## Task objective
Every line of the material must be reproduced exactly.

## Records for the task
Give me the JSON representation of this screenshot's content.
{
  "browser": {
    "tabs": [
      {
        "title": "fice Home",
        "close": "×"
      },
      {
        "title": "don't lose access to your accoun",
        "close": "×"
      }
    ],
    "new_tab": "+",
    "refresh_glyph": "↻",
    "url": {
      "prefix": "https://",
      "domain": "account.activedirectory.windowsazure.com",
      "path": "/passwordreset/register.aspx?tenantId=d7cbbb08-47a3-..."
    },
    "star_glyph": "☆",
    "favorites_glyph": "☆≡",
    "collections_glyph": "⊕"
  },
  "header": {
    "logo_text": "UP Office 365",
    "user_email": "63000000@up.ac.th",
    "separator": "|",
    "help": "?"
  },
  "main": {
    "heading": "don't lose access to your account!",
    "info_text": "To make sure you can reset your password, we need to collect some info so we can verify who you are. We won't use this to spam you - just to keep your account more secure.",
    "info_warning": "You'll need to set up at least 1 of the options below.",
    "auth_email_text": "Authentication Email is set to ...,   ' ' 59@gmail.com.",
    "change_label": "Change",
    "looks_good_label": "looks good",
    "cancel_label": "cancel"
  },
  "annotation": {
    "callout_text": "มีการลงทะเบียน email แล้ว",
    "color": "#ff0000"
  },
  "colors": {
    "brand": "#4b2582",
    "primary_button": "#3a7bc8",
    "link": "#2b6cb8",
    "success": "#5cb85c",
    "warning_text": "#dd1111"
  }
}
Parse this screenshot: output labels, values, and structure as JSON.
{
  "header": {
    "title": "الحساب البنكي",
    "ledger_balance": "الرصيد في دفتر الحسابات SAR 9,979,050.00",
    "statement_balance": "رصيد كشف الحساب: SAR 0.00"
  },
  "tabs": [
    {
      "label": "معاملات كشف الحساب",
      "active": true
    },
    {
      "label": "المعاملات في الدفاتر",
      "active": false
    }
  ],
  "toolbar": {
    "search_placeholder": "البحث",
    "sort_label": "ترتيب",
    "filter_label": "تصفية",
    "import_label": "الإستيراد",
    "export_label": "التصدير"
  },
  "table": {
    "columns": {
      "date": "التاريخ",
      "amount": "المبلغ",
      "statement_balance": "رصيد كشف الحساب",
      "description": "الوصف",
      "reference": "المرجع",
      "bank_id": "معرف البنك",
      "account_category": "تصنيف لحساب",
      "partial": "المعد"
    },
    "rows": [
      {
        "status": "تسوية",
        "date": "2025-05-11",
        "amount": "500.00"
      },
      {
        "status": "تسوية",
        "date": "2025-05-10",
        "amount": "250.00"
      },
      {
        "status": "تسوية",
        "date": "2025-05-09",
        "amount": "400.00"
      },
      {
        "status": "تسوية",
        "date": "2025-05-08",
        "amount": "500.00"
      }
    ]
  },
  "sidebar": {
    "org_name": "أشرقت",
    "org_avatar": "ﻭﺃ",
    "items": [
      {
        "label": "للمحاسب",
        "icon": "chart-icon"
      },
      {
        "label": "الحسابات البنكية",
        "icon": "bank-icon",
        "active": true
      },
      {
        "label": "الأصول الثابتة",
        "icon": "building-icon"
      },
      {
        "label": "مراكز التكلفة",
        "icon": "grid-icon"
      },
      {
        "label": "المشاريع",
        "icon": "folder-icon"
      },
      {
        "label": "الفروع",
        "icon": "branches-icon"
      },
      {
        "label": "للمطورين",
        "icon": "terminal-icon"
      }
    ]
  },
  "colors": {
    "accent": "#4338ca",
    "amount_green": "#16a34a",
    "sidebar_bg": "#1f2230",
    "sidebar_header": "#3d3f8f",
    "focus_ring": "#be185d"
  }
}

## Task output
Give me the JSON representation of this screenshot's content.
{
  "browser": {
    "tabs": [
      {
        "title": "fice Home",
        "close": "×"
      },
      {
        "title": "don't lose access to your accoun",
        "close": "×"
      }
    ],
    "new_tab": "+",
    "refresh_glyph": "↻",
    "url": {
      "prefix": "https://",
      "domain": "account.activedirectory.windowsazure.com",
      "path": "/passwordreset/register.aspx?tenantId=d7cbbb08-47a3-..."
    },
    "star_glyph": "☆",
    "favorites_glyph": "☆≡",
    "collections_glyph": "⊕"
  },
  "header": {
    "logo_text": "UP Office 365",
    "user_email": "63000000@up.ac.th",
    "separator": "|",
    "help": "?"
  },
  "main": {
    "heading": "don't lose access to your account!",
    "info_text": "To make sure you can reset your password, we need to collect some info so we can verify who you are. We won't use this to spam you - just to keep your account more secure.",
    "info_warning": "You'll need to set up at least 1 of the options below.",
    "auth_email_text": "Authentication Email is set to ...,   ' ' 59@gmail.com.",
    "change_label": "Change",
    "looks_good_label": "looks good",
    "cancel_label": "cancel"
  },
  "annotation": {
    "callout_text": "มีการลงทะเบียน email แล้ว",
    "color": "#ff0000"
  },
  "colors": {
    "brand": "#4b2582",
    "primary_button": "#3a7bc8",
    "link": "#2b6cb8",
    "success": "#5cb85c",
    "warning_text": "#dd1111"
  }
}
Parse this screenshot: output labels, values, and structure as JSON.
{
  "header": {
    "title": "الحساب البنكي",
    "ledger_balance": "الرصيد في دفتر الحسابات SAR 9,979,050.00",
    "statement_balance": "رصيد كشف الحساب: SAR 0.00"
  },
  "tabs": [
    {
      "label": "معاملات كشف الحساب",
      "active": true
    },
    {
      "label": "المعاملات في الدفاتر",
      "active": false
    }
  ],
  "toolbar": {
    "search_placeholder": "البحث",
    "sort_label": "ترتيب",
    "filter_label": "تصفية",
    "import_label": "الإستيراد",
    "export_label": "التصدير"
  },
  "table": {
    "columns": {
      "date": "التاريخ",
      "amount": "المبلغ",
      "statement_balance": "رصيد كشف الحساب",
      "description": "الوصف",
      "reference": "المرجع",
      "bank_id": "معرف البنك",
      "account_category": "تصنيف لحساب",
      "partial": "المعد"
    },
    "rows": [
      {
        "status": "تسوية",
        "date": "2025-05-11",
        "amount": "500.00"
      },
      {
        "status": "تسوية",
        "date": "2025-05-10",
        "amount": "250.00"
      },
      {
        "status": "تسوية",
        "date": "2025-05-09",
        "amount": "400.00"
      },
      {
        "status": "تسوية",
        "date": "2025-05-08",
        "amount": "500.00"
      }
    ]
  },
  "sidebar": {
    "org_name": "أشرقت",
    "org_avatar": "ﻭﺃ",
    "items": [
      {
        "label": "للمحاسب",
        "icon": "chart-icon"
      },
      {
        "label": "الحسابات البنكية",
        "icon": "bank-icon",
        "active": true
      },
      {
        "label": "الأصول الثابتة",
        "icon": "building-icon"
      },
      {
        "label": "مراكز التكلفة",
        "icon": "grid-icon"
      },
      {
        "label": "المشاريع",
        "icon": "folder-icon"
      },
      {
        "label": "الفروع",
        "icon": "branches-icon"
      },
      {
        "label": "للمطورين",
        "icon": "terminal-icon"
      }
    ]
  },
  "colors": {
    "accent": "#4338ca",
    "amount_green": "#16a34a",
    "sidebar_bg": "#1f2230",
    "sidebar_header": "#3d3f8f",
    "focus_ring": "#be185d"
  }
}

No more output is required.